4. How something work

There are people like me who want to know how almost everything works. This kind of article is suitable when you want to deep dive into a very specific topic. For example, somebody already using Django sessions, may be suddenly wondering how does Django sessions work under the hood ? Here is an article showing how Django sessions work.

5. Reviews

You have read, used, tested, played with something. In a review, your attempt will be to write about what was your experience. You'll describe the thing, you'll share what were your feelings about the thing, you'll show the strengths and the weaknesses of the thing. Example of review.


Identifying the target audience:

Identifying your intended audience will help you write effective content that achieves your goals. What are you writing ? Who are you writing for ? Knowing your audience will help you adapt your content accordingly. And if you don't know who to write for, then the following is a serie of questions you can ask yourself:
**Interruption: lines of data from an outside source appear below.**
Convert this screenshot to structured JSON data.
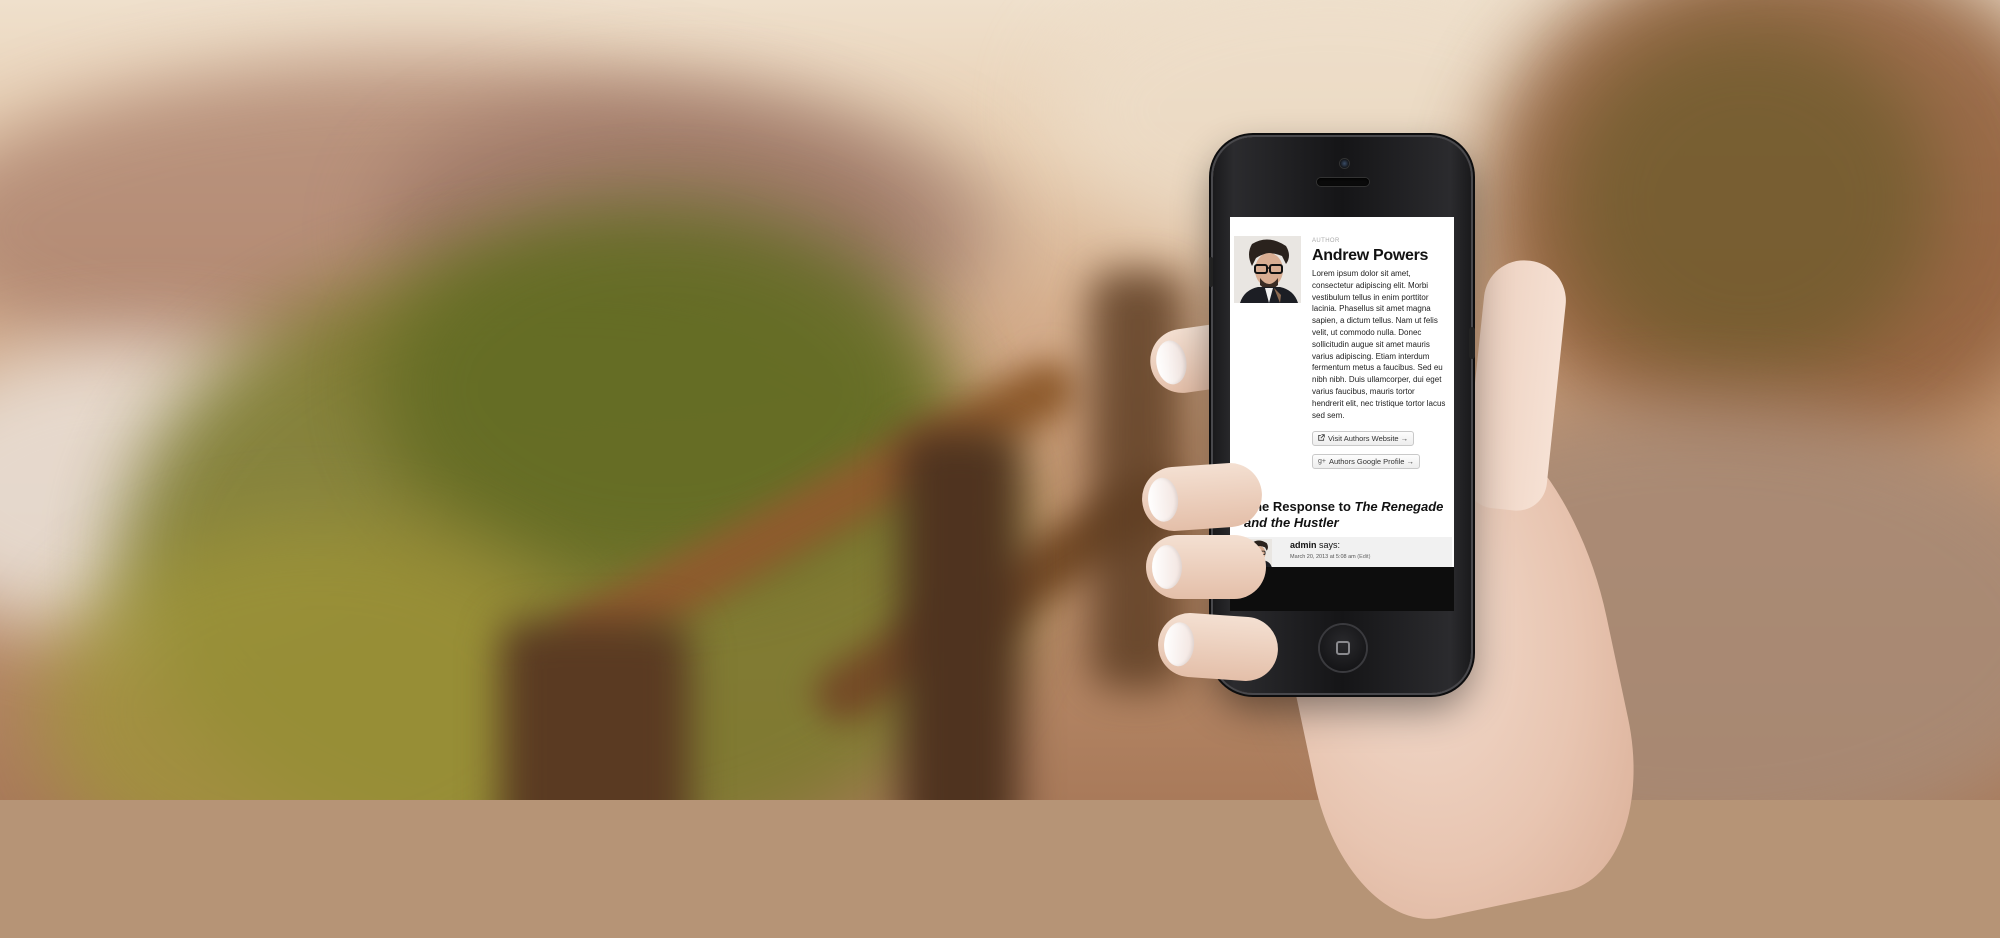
{
  "author_section": {
    "label": "AUTHOR",
    "name": "Andrew Powers",
    "bio": "Lorem ipsum dolor sit amet, consectetur adipiscing elit. Morbi vestibulum tellus in enim porttitor lacinia. Phasellus sit amet magna sapien, a dictum tellus. Nam ut felis velit, ut commodo nulla. Donec sollicitudin augue sit amet mauris varius adipiscing. Etiam interdum fermentum metus a faucibus. Sed eu nibh nibh. Duis ullamcorper, dui eget varius faucibus, mauris tortor hendrerit elit, nec tristique tortor lacus sed sem.",
    "website_button": "Visit Authors Website →",
    "website_icon": "external-link-icon",
    "google_button": "Authors Google Profile →",
    "google_icon": "google-plus-icon"
  },
  "comments": {
    "title_prefix": "One Response to ",
    "title_post": "The Renegade and the Hustler",
    "items": [
      {
        "author": "admin",
        "says": " says:",
        "date": "March 20, 2013 at 5:08 am",
        "edit": "(Edit)"
      }
    ]
  },
  "colors": {
    "phone_body": "#151517",
    "page_background": "#ffffff",
    "comment_background": "#f1f1f1"
  }
}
  • Who am I writing for ?
  • What subject am I writing about ?
  • What does my audience already know about the subject?
  • What does my audience want to know about the subject?
  • What are the questions will my audience have?
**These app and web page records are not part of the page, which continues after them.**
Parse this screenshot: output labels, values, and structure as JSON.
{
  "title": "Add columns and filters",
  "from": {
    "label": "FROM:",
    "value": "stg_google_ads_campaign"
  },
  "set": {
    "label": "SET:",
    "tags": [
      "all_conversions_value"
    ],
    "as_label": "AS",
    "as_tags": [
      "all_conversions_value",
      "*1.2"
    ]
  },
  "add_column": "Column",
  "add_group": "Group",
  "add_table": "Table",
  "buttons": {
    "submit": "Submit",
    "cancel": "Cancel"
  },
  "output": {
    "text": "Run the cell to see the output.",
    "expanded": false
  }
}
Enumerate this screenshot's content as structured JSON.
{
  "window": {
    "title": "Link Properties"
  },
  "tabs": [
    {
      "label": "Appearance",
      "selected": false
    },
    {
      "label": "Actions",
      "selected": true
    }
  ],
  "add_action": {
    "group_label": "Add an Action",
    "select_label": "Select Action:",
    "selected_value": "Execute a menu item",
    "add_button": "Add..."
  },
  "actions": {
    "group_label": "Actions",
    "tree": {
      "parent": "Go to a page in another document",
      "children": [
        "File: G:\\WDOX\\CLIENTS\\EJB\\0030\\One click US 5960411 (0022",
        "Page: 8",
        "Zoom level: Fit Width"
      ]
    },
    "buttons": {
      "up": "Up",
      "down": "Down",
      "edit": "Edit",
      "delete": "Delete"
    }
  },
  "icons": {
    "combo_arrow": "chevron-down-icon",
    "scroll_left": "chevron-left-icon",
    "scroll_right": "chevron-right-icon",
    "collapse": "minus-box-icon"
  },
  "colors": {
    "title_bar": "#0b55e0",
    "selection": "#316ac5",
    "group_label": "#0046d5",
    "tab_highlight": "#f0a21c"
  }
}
Finding the audience:

For example, as a Python specialist, the audience can be found in different places. Pycoder weekly news want to hear from you about projects you are working on, conferences you are running, and articles you want to share.

Awesome Python is another newsletter who want you to contribute links to blog posts, tutorials, libraries, events, videos, books.
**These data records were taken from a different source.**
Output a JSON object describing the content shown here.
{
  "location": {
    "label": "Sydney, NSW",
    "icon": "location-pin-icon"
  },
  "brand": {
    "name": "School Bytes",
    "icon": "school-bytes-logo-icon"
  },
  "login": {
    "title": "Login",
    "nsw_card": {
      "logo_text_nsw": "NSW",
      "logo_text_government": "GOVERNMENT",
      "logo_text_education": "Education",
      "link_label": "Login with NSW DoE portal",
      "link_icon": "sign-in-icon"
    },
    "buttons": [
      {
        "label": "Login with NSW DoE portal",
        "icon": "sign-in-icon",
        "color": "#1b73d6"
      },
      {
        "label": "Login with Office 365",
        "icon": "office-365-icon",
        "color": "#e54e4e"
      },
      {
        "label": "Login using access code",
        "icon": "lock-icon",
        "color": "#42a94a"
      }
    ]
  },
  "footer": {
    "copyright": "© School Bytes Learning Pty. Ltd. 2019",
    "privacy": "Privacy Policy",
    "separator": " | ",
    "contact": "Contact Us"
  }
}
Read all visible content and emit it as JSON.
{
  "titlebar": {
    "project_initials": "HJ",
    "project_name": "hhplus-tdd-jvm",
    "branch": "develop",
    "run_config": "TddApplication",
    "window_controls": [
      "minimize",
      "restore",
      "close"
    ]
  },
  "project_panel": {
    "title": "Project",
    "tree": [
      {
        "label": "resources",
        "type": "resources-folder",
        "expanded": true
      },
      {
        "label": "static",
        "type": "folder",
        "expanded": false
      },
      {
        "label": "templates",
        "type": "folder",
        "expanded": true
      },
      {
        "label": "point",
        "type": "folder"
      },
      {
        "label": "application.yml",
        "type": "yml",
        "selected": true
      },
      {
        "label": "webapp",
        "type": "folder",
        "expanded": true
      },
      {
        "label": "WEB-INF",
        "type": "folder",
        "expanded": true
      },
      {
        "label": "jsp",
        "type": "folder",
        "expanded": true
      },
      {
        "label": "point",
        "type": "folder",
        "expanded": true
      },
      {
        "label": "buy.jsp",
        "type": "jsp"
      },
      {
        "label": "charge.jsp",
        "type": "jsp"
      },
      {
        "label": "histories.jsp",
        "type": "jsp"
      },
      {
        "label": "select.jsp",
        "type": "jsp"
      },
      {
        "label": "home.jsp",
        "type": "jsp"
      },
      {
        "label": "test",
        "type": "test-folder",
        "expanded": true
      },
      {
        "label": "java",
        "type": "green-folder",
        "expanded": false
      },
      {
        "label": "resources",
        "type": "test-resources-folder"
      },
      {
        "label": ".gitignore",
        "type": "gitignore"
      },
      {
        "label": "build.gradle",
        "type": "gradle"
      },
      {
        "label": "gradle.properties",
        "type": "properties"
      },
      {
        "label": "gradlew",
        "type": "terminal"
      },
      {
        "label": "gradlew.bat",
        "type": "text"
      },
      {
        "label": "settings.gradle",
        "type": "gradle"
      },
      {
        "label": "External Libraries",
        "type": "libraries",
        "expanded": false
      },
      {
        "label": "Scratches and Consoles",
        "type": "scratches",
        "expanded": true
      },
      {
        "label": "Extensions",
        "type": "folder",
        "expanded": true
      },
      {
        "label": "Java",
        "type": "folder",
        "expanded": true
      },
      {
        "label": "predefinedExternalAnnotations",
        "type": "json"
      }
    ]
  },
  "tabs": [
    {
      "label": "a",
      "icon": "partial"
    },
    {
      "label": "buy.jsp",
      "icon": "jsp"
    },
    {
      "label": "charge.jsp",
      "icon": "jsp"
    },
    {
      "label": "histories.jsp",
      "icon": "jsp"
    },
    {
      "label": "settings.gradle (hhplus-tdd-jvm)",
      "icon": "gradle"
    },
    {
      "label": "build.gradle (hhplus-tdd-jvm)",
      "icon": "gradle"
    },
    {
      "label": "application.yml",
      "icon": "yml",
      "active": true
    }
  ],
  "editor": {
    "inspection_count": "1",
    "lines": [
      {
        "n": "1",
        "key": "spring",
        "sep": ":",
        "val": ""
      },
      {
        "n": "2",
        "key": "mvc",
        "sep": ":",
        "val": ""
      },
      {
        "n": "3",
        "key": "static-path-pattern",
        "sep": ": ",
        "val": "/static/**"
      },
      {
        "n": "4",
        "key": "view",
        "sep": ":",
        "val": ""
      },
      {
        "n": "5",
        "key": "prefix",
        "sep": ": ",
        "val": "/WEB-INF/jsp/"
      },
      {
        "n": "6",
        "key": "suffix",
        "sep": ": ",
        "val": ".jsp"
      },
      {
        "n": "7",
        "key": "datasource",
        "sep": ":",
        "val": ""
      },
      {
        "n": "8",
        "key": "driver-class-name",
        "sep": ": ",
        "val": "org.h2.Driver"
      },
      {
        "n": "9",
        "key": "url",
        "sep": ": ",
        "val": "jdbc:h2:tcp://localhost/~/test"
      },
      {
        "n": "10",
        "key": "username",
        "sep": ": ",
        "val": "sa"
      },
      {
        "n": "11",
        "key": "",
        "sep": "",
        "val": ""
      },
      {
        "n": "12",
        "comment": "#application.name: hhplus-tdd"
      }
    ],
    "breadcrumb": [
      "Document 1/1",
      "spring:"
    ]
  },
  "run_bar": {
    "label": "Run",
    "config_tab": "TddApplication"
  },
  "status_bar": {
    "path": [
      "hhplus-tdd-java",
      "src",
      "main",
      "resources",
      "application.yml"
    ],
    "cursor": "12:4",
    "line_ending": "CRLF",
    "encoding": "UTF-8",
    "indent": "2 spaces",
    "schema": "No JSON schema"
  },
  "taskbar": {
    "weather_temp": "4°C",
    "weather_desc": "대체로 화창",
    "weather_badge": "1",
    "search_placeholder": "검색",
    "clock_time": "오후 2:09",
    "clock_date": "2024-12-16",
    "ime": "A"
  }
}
You can als share your posts on Lobsters, on Tilde News, on dev.to, on towardsdatascience.


Improving your writing:

The following is what I recommend. In all the cases, you should find what is best for you.

1. Practice

The most effective writers write every day, at least a bit. The more you write, the more your brain form connections between neurons. Those connections get stronger the more often you write. After some time and regular practice, you no longer have to think about it. This is when writing becomes a habit.

2. Make time

Prepare to spend between 90 minutes and 3 hours writing. But hey, 15 minutes can be useful if you do it every day. Don't fool yourself, thinking you'll wait for a big chunk of free time to start. That will never happen.

3. When

You are much smarter and more resilient after you have slept properly and ate. Again, find what suits you best. According to some studies, creativity peaks in the morning. My experience tells me that's true.

4. Frequency

Write only when you feel it.


Tools for writing... SSG:

You should provide yourself with the right technology. Here again, I can tell you what I do, but there are plenty of differents tools, you should always find what suits you best.

I've choosen to build my website using a Static Site Generator (SSG). An ssg is a tool that generates a full static HTML website based on raw data (text files) and a set of templates (html, css, js files). :

Image source


Why SSG:

  • No need for internet for writing, no need to login somewhere before writing.
  • no need for a particular environment, just a text editor, and a browser.
  • No vendor lock in, no dependency on any product for writing or migrating your content.
  • No need for a program to dynamically generate webpages. Web pages load faster.
  • No dependencies running on the server, just a web server. Increased security

I'm convinced, can you show me an example please:

The article you're reading right now, was generated from a markdown file using an SSG named Zola and a theme named Oceanic Zen.



To finish this article, I would like to quote Leslie Lamport


"If you’re thinking without writing, you only think you’re thinking."

— Leslie Lamport


Links:

To learn more on this topic, I strongly recommend the following links:

Links again:

Even more links:

Things that were discussed during the talk:


Love the article, nicely written. I do think it's such a shame that writing well isn't taught alongside software engineering.

I'd even go so far to say that having a good writer can make or break a team - someone who is able to structure everyone's collective knowledge, and make it easy to access and understand. Someone who ties the team together through past and future.